■ **RECORDS PROVIDED**
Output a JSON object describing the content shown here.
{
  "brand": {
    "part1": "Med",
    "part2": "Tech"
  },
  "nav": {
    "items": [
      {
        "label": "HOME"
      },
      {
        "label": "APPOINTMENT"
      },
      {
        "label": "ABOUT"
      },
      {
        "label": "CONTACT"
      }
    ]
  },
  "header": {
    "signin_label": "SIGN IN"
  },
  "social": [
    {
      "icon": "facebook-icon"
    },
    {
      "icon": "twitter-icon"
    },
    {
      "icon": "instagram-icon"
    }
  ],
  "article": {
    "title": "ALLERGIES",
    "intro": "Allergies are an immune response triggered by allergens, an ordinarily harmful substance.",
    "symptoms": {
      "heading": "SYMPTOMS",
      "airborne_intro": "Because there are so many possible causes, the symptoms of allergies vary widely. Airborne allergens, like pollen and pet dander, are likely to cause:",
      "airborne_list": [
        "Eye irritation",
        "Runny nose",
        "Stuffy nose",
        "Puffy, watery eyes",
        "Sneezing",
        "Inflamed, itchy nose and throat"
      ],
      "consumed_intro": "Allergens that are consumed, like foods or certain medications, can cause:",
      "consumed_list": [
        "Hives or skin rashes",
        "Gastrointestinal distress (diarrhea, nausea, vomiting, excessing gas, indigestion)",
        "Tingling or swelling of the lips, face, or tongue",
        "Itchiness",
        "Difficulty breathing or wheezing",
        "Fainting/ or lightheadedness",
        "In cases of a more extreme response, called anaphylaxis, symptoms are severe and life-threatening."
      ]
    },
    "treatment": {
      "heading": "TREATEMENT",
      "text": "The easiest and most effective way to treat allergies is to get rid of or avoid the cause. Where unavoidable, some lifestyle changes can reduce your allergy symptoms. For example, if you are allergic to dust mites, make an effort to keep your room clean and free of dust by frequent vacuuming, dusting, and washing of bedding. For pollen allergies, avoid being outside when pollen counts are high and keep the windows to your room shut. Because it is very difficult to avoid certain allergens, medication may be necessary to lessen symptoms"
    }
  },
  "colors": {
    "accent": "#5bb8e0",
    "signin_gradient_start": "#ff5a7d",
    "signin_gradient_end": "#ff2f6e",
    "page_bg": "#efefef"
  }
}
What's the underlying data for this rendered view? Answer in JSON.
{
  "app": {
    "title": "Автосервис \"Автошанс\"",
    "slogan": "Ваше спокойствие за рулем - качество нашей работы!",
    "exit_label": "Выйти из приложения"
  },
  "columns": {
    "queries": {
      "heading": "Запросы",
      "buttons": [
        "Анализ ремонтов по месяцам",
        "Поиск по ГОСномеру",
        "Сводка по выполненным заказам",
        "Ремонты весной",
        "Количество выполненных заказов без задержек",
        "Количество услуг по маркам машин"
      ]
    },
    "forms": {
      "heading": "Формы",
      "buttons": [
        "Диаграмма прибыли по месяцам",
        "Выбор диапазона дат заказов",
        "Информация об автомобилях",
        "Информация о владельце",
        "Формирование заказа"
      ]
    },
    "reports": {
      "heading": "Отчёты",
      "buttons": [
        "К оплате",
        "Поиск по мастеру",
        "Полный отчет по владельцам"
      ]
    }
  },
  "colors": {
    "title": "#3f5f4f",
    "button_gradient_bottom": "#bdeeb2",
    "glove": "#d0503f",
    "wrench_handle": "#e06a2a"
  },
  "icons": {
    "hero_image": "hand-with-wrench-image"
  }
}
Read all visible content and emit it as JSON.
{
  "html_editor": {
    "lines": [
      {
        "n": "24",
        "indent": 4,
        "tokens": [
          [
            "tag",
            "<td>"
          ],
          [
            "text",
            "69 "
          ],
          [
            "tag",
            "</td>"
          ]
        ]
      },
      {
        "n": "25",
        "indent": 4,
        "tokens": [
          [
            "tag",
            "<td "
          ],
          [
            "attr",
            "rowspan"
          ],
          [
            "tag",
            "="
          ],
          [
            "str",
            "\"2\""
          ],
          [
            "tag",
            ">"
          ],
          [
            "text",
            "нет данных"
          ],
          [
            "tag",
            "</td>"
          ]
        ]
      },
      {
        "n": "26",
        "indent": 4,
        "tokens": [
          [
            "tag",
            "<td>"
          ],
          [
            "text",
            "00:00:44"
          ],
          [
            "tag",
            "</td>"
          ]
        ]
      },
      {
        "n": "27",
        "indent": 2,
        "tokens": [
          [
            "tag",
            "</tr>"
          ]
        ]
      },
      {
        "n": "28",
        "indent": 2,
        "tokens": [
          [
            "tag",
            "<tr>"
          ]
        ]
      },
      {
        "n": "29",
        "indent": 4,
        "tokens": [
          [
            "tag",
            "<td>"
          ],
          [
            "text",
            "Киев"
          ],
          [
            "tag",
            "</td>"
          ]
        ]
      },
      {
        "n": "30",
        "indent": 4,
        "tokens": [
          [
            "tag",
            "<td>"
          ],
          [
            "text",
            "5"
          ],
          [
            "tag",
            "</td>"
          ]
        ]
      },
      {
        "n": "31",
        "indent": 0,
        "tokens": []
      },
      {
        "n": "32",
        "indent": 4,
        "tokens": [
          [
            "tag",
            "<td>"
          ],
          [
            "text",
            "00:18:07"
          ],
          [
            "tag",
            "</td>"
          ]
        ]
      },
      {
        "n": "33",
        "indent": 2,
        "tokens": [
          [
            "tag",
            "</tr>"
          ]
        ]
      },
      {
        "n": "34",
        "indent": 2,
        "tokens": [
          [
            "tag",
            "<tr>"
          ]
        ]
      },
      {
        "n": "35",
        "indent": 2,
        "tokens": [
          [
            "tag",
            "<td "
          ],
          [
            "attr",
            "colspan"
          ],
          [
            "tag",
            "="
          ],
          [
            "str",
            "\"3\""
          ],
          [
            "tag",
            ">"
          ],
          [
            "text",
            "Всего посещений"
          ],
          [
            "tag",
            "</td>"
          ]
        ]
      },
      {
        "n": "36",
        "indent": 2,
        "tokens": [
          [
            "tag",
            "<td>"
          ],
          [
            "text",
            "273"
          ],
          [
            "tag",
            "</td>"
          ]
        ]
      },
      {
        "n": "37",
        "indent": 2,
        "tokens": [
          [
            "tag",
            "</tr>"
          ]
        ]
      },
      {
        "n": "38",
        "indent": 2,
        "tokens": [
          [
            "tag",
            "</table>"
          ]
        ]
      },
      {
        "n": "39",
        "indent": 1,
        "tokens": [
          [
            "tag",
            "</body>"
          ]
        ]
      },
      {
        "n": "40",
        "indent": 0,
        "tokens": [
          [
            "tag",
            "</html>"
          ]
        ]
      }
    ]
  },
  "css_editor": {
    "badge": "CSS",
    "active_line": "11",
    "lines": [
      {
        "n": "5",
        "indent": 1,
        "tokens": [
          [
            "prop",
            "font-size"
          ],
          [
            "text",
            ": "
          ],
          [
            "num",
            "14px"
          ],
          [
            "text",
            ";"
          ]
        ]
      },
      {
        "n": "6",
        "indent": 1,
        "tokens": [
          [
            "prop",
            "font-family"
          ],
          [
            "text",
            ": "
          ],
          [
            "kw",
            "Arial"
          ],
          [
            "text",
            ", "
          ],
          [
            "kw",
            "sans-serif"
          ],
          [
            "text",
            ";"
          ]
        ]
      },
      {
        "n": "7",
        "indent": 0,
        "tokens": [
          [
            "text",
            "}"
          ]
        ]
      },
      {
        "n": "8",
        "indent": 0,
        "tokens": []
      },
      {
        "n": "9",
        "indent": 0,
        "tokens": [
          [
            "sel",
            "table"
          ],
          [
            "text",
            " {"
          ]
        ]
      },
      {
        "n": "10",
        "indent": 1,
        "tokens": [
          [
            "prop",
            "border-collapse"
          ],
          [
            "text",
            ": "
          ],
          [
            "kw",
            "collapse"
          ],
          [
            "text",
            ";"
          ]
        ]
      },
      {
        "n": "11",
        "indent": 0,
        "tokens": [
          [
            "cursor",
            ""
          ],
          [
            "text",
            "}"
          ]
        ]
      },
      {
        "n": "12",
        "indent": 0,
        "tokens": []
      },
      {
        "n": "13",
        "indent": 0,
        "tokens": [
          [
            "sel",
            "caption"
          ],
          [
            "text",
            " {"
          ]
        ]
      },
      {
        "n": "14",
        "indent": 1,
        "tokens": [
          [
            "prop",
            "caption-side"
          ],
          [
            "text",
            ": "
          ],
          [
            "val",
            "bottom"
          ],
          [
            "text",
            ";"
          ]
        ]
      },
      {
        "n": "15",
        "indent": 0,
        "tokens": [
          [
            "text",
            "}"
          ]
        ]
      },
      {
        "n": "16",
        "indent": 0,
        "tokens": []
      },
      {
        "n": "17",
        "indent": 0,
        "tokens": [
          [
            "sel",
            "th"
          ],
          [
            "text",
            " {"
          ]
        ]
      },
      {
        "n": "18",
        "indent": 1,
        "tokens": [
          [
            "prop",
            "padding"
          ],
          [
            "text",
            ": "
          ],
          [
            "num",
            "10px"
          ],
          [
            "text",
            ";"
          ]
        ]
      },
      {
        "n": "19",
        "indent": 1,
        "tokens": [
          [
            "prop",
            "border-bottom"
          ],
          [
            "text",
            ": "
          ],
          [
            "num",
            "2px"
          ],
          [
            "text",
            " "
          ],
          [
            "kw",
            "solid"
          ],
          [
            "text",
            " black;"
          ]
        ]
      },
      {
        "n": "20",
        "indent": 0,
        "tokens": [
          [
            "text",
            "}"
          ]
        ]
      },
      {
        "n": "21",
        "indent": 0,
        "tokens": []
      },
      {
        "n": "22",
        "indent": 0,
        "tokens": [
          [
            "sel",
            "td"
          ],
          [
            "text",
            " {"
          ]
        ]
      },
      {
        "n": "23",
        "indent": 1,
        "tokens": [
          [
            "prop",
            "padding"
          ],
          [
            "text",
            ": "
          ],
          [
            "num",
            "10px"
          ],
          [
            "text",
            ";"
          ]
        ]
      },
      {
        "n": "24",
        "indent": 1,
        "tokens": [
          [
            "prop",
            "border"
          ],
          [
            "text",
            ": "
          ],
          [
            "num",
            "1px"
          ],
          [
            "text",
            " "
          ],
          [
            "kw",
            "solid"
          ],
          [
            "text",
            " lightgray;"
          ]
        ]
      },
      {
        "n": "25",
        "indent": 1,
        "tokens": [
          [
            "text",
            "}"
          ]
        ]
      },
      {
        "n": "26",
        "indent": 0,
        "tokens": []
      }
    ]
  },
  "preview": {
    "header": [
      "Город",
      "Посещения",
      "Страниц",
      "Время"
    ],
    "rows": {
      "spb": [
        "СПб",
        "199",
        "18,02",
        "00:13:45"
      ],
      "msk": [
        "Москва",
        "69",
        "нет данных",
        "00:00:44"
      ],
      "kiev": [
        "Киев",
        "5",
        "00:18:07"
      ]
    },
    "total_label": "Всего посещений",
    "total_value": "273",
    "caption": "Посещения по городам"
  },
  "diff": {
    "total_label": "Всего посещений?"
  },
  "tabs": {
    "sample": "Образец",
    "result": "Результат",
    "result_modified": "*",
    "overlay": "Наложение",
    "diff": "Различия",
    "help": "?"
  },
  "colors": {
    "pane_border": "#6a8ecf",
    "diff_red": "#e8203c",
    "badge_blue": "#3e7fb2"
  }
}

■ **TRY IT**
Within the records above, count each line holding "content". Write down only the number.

■ **SOLUTION TO THIS TASK**
2